When Koreans celebrated the 600th anniversary of the founding of Seoul on this date in 1994, it wasn’t really the founding of the city they were celebrating – it was the designation of Seoul as the capital of the Joseon empire. There had, after all, been inhabitants of that particular location for more than two thousand years. Seoul has existed since before the birth of Christ.
But the Joseon dynasty was the last imperial dynasty and the longest based on Confucian principles.
At the end of the Joseon, two centuries of peace, combined with its withdrawal from the world – it was called the Hermit Kingdom – gave Korea a flourishing culture which the Japanese adopted. The source of Japan’s ceramic and visual art was Chinese, but it was often Chinese translated by Korea. Immigration from China to Korea after the fall of the Ming dynasty resulted in a transfer of pottery-making skills to Koreans; through trade – and the occasional kidnapping of potters – the same skills were transferred to Japan.
The Korean potters, while enthusiastically adopting new glazes, shapes and decorative elements, rejected the bright color palette of the Chinese, as well as the use of enamels.
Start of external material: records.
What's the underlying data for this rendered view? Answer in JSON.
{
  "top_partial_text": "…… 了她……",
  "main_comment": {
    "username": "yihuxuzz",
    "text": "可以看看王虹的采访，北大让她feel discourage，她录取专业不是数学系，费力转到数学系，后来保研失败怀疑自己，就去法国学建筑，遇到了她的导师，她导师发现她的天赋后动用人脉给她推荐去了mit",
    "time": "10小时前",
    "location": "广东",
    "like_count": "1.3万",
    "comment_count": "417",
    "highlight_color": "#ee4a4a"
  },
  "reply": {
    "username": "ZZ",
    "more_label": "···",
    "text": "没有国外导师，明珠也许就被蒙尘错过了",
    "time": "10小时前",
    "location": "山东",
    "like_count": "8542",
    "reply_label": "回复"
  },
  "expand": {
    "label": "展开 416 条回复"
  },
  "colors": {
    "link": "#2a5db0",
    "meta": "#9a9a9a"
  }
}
Embracing the Confucian goals of purity and simplicity, Korean potters produced pure white pots that prefigured the aesthetics of Zen.
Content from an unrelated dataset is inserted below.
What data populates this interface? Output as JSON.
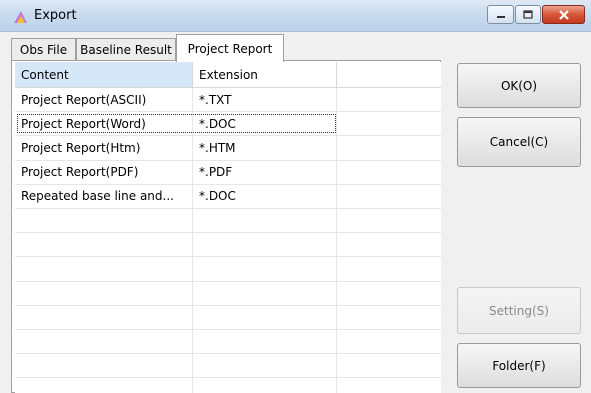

If geography is destiny, then Korea’s history is all about its location between China and Japan. And when the Joseon ended, it was because Japan defeated China, Korea’s long-time protector and ally. Korea became a Japanese protectorate, then finally annexed against its will.
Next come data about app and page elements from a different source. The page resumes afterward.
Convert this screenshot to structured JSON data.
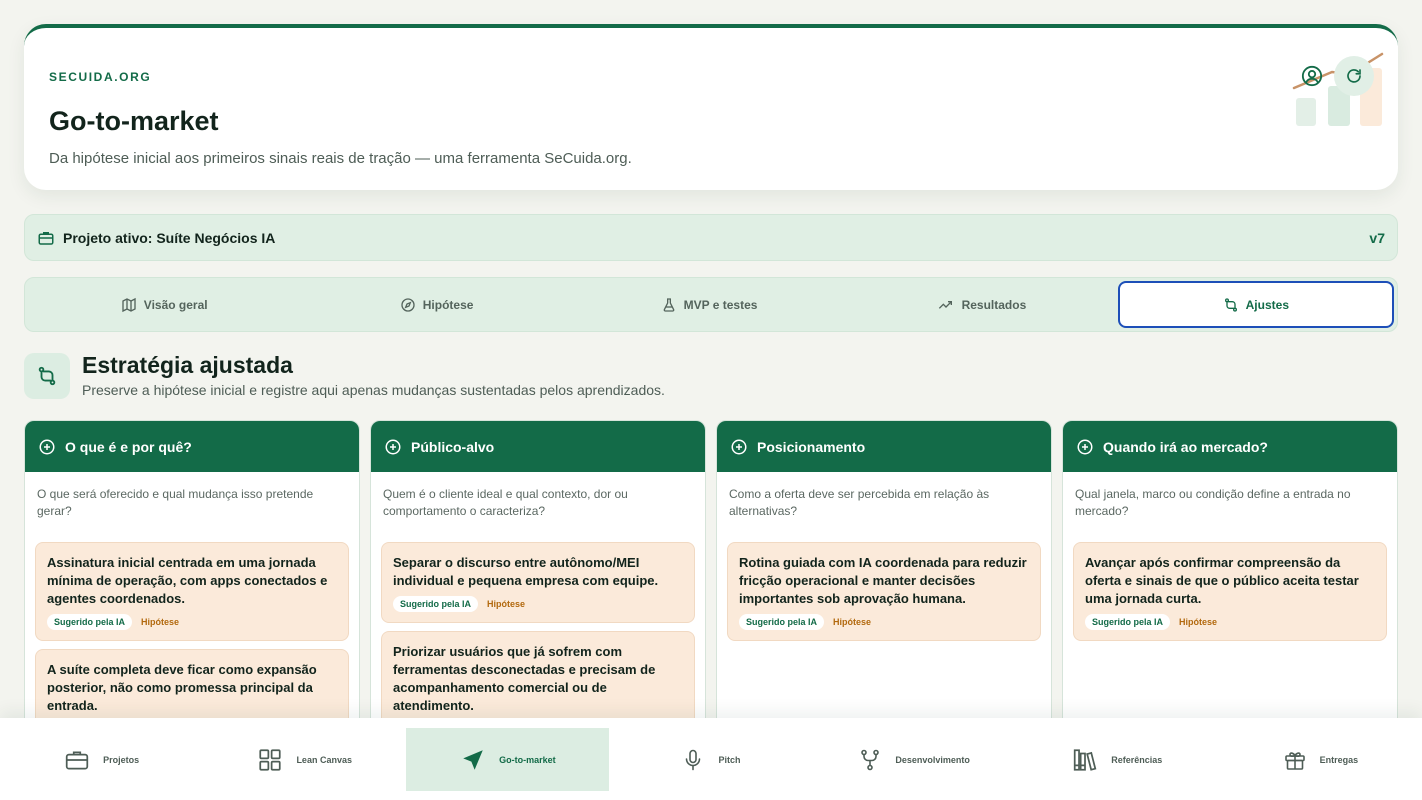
{
  "header": {
    "brand": "SECUIDA.ORG",
    "title": "Go-to-market",
    "subtitle": "Da hipótese inicial aos primeiros sinais reais de tração — uma ferramenta SeCuida.org.",
    "user_icon": "user-circle-icon",
    "refresh_icon": "refresh-icon"
  },
  "project": {
    "label": "Projeto ativo: Suíte Negócios IA",
    "version": "v7",
    "icon": "briefcase-icon"
  },
  "tabs": [
    {
      "label": "Visão geral",
      "icon": "map-icon"
    },
    {
      "label": "Hipótese",
      "icon": "compass-icon"
    },
    {
      "label": "MVP e testes",
      "icon": "flask-icon"
    },
    {
      "label": "Resultados",
      "icon": "trend-icon"
    },
    {
      "label": "Ajustes",
      "icon": "swap-icon",
      "active": true
    }
  ],
  "section": {
    "title": "Estratégia ajustada",
    "subtitle": "Preserve a hipótese inicial e registre aqui apenas mudanças sustentadas pelos aprendizados."
  },
  "tags": {
    "ai": "Sugerido pela IA",
    "hypothesis": "Hipótese"
  },
  "columns": [
    {
      "title": "O que é e por quê?",
      "question": "O que será oferecido e qual mudança isso pretende gerar?",
      "cards": [
        {
          "text": "Assinatura inicial centrada em uma jornada mínima de operação, com apps conectados e agentes coordenados.",
          "tagged": true
        },
        {
          "text": "A suíte completa deve ficar como expansão posterior, não como promessa principal da entrada.",
          "tagged": false
        }
      ]
    },
    {
      "title": "Público-alvo",
      "question": "Quem é o cliente ideal e qual contexto, dor ou comportamento o caracteriza?",
      "cards": [
        {
          "text": "Separar o discurso entre autônomo/MEI individual e pequena empresa com equipe.",
          "tagged": true
        },
        {
          "text": "Priorizar usuários que já sofrem com ferramentas desconectadas e precisam de acompanhamento comercial ou de atendimento.",
          "tagged": false
        }
      ]
    },
    {
      "title": "Posicionamento",
      "question": "Como a oferta deve ser percebida em relação às alternativas?",
      "cards": [
        {
          "text": "Rotina guiada com IA coordenada para reduzir fricção operacional e manter decisões importantes sob aprovação humana.",
          "tagged": true
        }
      ]
    },
    {
      "title": "Quando irá ao mercado?",
      "question": "Qual janela, marco ou condição define a entrada no mercado?",
      "cards": [
        {
          "text": "Avançar após confirmar compreensão da oferta e sinais de que o público aceita testar uma jornada curta.",
          "tagged": true
        }
      ]
    }
  ],
  "nav": [
    {
      "label": "Projetos",
      "icon": "briefcase-icon"
    },
    {
      "label": "Lean Canvas",
      "icon": "grid-icon"
    },
    {
      "label": "Go-to-market",
      "icon": "navigation-icon",
      "active": true
    },
    {
      "label": "Pitch",
      "icon": "microphone-icon"
    },
    {
      "label": "Desenvolvimento",
      "icon": "branch-icon"
    },
    {
      "label": "Referências",
      "icon": "library-icon"
    },
    {
      "label": "Entregas",
      "icon": "gift-icon"
    }
  ],
  "colors": {
    "primary": "#136b48",
    "light_green": "#e0efe4",
    "card": "#fbeada",
    "active_tab_border": "#1d4fb8",
    "hypothesis_tag": "#b2690e"
  }
}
Sadly, the modern history of Korea leaves it at war with itself. As often happens, it was the result of foreigners drawing a line on a map. For all the details see this Wikipedia entry, which explains how the US and USSR divided Korea.
* * *
This is Louisa May Alcott’s birthday – she may not have meant to, but she created a great early-model feminist. Many happy returns also to Diane Ladd and Garry Shandling.